While Slater suggests showing the NCAA hoops title game on the Marlins Park Jumbotron Opening Night (especially if the University Of Miami advances that far), perhaps there’s a way for the club to work out a cross-marketing arrangement with another local business that’s under siege. Is no one answering the phone at Biogenesis?
(EDITOR’S NOTE : From time to time, noted consumer advocate / baseball executive Randy L. of the Bronx has helpfully chimed in on the sports events of the day. With today’s news that longtime Mets Vice-President / Wilpon apologist David Howard had accepted a similar position at with James Dolan’s Madison Square Garden, Randy kindly offered, nay, DEMANDED to express his best wishes – GC)
GREETINGS, finger-sniffers, rug-humpers and fantasy baseball enthusiasts — or am I being redundant? I trust you’re all enjoying your NCAA bracket competitions as much as I am, though I thank you in advance for NEVER MENTIONING YOURS AGAIN. There’s very few things I’m less interested in than how you’re performing in some low-stakes gambling enterprise (though if you have hard evidence of A-Rod’s participation in one, by all means get in touch). The fate of your bracket matters as much to me as the results of Nick Swisher’s latest STD test, which is to say NOT AT ALL.
But I digress. Monday afternoon brought news that a man I’ve long regarded as a peer in the local baseball wars, Mets VP David Howard, is leaving the Temple Of Doom known as Citi Field, instead opting for one of the least attractive jobs this side of manning a mop at Kinematics (ask John Sterling), running business operations for Jim Dolan.
I like to have a laugh at the Mets’ expense as much as any other successful person, but truth be known, I’ve long admired David’s aptitude in dealing with the easily duped, be they members of the working media or the pathetic saps who willingly shell out for season tickets at a ballpark so devoid of character and charm, it actually manages to make the New Yankee Stadium seem like a fun place to hang out.

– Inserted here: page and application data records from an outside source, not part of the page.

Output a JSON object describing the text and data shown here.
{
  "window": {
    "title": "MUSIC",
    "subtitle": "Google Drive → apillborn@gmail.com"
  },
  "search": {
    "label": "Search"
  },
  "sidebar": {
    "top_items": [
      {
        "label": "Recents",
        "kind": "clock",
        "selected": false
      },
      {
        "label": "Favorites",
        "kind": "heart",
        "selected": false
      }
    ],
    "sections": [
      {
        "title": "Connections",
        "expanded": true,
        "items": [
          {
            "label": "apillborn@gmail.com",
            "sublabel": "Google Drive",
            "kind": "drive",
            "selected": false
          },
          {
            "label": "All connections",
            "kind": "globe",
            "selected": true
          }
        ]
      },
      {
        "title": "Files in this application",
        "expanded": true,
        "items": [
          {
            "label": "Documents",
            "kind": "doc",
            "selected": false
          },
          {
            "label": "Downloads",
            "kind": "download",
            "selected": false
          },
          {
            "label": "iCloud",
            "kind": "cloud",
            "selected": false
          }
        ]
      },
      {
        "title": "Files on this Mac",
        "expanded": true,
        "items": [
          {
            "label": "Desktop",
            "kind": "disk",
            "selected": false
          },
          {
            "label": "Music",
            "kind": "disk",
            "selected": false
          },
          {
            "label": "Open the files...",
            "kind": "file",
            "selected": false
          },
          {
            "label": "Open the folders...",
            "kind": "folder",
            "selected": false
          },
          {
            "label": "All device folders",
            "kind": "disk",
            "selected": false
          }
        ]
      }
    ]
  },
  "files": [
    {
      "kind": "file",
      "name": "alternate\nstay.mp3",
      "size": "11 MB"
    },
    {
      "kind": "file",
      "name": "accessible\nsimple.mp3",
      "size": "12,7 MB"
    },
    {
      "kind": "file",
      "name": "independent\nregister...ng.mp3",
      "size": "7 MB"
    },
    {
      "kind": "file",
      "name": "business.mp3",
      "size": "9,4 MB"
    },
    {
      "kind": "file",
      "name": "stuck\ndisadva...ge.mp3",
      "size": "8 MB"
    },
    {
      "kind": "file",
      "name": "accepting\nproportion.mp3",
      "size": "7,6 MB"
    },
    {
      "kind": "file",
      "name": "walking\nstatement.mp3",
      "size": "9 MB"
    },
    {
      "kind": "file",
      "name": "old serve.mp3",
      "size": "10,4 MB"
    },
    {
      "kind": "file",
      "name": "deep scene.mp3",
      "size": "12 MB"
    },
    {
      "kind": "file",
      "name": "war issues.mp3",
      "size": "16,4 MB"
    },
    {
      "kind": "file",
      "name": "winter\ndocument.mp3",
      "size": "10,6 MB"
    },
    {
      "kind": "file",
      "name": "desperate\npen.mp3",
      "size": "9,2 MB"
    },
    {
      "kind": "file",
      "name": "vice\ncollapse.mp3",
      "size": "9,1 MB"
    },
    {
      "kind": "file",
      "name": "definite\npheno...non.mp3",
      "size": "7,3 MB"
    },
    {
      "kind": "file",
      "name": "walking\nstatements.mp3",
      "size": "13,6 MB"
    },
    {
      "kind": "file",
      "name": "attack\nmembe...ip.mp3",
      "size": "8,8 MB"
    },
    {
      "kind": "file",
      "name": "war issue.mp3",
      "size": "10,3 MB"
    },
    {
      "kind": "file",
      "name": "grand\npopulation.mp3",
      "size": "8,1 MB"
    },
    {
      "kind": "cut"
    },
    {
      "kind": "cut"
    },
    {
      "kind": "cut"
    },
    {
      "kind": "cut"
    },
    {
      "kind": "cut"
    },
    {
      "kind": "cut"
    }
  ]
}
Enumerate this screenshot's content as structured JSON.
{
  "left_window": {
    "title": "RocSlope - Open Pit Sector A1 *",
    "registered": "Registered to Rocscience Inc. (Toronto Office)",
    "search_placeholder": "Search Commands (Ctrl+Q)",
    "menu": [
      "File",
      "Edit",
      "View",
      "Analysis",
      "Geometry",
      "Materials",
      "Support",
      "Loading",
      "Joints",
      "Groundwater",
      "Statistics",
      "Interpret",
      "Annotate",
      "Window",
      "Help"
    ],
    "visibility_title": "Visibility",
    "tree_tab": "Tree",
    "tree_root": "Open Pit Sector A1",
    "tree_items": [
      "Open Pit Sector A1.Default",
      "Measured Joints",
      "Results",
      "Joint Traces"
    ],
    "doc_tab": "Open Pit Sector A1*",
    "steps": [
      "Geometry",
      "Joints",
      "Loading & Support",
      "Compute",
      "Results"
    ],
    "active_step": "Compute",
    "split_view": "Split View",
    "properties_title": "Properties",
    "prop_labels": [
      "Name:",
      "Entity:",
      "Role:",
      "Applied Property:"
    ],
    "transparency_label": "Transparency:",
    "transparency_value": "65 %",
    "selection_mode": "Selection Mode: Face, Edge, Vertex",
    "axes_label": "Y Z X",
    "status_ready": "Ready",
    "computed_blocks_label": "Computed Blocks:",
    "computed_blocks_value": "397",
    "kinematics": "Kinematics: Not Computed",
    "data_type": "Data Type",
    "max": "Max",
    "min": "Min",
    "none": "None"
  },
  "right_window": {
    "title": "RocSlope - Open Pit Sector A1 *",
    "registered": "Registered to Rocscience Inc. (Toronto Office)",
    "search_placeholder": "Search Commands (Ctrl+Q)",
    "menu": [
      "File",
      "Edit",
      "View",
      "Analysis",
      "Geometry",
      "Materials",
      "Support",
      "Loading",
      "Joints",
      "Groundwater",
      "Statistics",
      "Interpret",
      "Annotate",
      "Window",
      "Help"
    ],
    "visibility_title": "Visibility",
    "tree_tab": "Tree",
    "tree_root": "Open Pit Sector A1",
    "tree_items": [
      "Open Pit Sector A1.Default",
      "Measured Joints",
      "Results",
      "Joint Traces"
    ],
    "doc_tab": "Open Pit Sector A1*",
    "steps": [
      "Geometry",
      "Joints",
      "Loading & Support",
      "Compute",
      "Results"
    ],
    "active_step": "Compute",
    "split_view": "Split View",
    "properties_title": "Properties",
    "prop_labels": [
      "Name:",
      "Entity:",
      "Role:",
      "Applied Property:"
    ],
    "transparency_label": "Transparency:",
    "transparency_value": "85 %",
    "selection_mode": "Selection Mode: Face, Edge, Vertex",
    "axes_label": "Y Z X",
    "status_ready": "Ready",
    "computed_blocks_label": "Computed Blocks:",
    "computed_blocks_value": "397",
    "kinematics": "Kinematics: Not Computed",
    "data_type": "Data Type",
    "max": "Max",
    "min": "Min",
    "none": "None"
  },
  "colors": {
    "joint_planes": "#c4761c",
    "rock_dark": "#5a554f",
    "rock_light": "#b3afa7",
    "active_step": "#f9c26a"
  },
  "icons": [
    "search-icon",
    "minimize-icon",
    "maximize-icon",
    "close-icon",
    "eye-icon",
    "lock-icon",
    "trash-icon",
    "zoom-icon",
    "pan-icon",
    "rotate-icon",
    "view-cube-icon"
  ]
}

However, anyone with an ounce of common sense realizes there’s no long-term future in working for deadbeat Fred Wilpon or his sickeningly entitled son. Granted, there’s some kindly, washed-up caretaker types in Flushing (Alderson, Collins, etc.), but you’d have be a borderline mental defect to make a serious commitment to that organization. But enough about David Wright — sometimes when G-d is handing out the good looks, he’s a little stingy with the brains.
So with all that in mind, here’s wishing David Howard all the best in his new position. Not only will he experience the glamour of trying to find an emergency NA meeting for Gregg Allman at 3am and the morale-building hijinx that make MSG such a great place to work (gluing cock pics to Wally Sczerbiak’s eyebrows, calling security on Baron Davis every time he unlocks his own car), but he’s dodged the biggest sports business bullet of them all ; constantly having his performance measured against that of yours truly.
Let’s face it. No matter how adept David Howard was at lying on behalf of his boss, regardless of how convincingly he shilled for owners of a baseball franchise that doesn’t give a flying fuck about history, their players or the fans….he was always gonna be New York’s Second Best. Glad he eventually figured it out and got of baseball with his nuts intact. Best of luck in the new gig, David, and if you ever need tickets for a Yankee game….call Ticketmaster. I’m told there’s plenty of good seats left for Opening Day.